Previous research published by both the Gatsby Foundation and the Department provides a full mapping of Level 4 and 5 technical education. Data refers to academic years 2015/16 and 2016/17 in each respective release.
Official statistics are published separately each year on further and higher education, including:
- Further education and apprenticeships data published by the Department for Education using Individualised Learner Record (ILR) data: Statistics: further education and skills
- Statistics on students at higher education providers published by the Higher Education Statistics Agency (HESA), available through HESA’s Student Open Data pages: HE Student Data | HESA
In addition to the above, DfE also publishes overall national participation figures for education, training and employment (and NEET) for 16 to 18 year-olds. The latest publication refers to the position at the end of 2020 and is available at Participation in education and training and employment, Calendar Year 2020 – Explore education statistics – GOV.UK (explore-education-statistics.service.gov.uk).
- Higher-level learners are those who are studying at National Qualifications Framework (NQF) levels 4 to 8. Full details of the mapping of qualifications to NQF level are documented in the methodology section of this release.
- Type of higher-level learning refers to higher-level provision as being either:
- OfS-recognised HE: Qualifications that are classed as Recognised HE for Office for Students (OfS) funding purposes. Such qualifications are generally eligible for student loan support, such as foundation degrees, Higher National Certificates (HNCs) and first degrees. Further information can be found in Annex B of the Higher Education Students Early Statistics survey 2021-22 (HESES21): Guidance for providers - Office for Students.
- Apprenticeships: Learning through Higher or Degree Apprenticeships. Students earn whilst learning and are funded by the Education and Skills Funding Agency (ESFA) and employers.
- Institutional credit in Higher Education Providers: Learning in HEPs identified as bite-sized, standalone modules of study. Covers a wide range of short-term learning; examples include Continuing Professional Development (CPD) learning for healthcare professionals, such as Advanced Skills in Clinical Assessment at Anglia Ruskin University, or standalone languages modules like those taken in King’s College London Modern Language Centre. These are not regarded as full qualifications.
- Other Higher level: Other learning at levels 4 to 8 outside of the above three categories. These courses are generally not eligible for student loan support, but could be eligible for Advanced Learner Loans (ALLs). In addition, some students aged 16-18 on approved courses regulated by Ofqual can be funded by the ESFA. Full details of the funding rules can be found here. In the ILR, it is not mandatory for providers to return information on their unfunded learners, which means that data reported under this category may be an underestimate.

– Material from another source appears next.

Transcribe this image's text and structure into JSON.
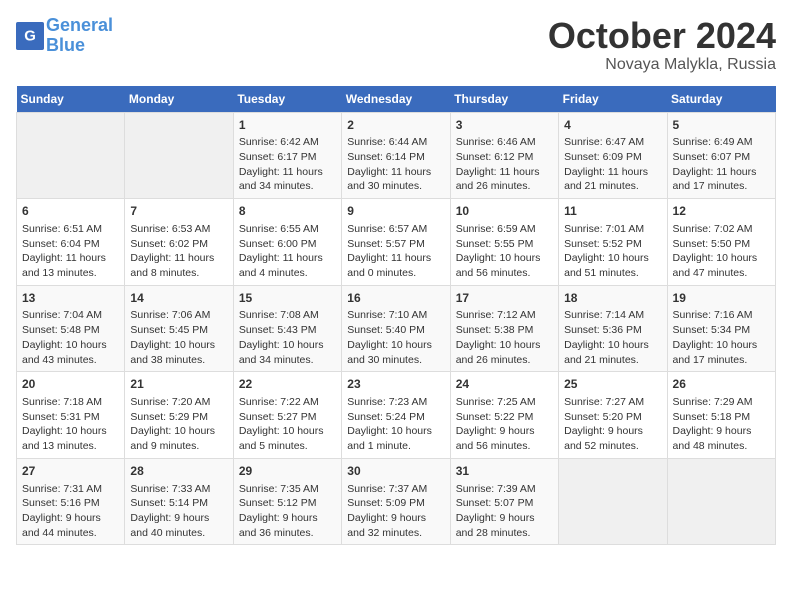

- Entrants are defined as learners who started their spell of learning in the relevant academic year. In some cases, entrants can include learners entering directly to programme year 2 or 3 of a qualification, such as those who top-up to a level 6 qualification after having completed a level 4 and 5 previously.
- Provider type refers to the provider the learner is registered with. This is not necessarily the provider where the learning is taking place. For example, if a franchising arrangement existed between a HEP (registering provider) and a further education college (delivering the learning), the learner is reported under the HEP provider type. More details can be found in the “Provider type” section.
Full methodology notes can be found under the “Methodology” section at the end of this page.
Rounding and suppression
The Code of Practice for Official Statistics requires DfE to take reasonable steps to ensure that its published or disseminated statistics protect confidentiality.
Throughout the publication, all numbers are rounded to the nearest 5 to preserve confidentiality. Percentages are calculated on pre-rounded data but are not published if they are fractions of a small group of people (fewer than 22.5).
Due to rounding, it is possible that the sum of the category percentages may not always total to 100%.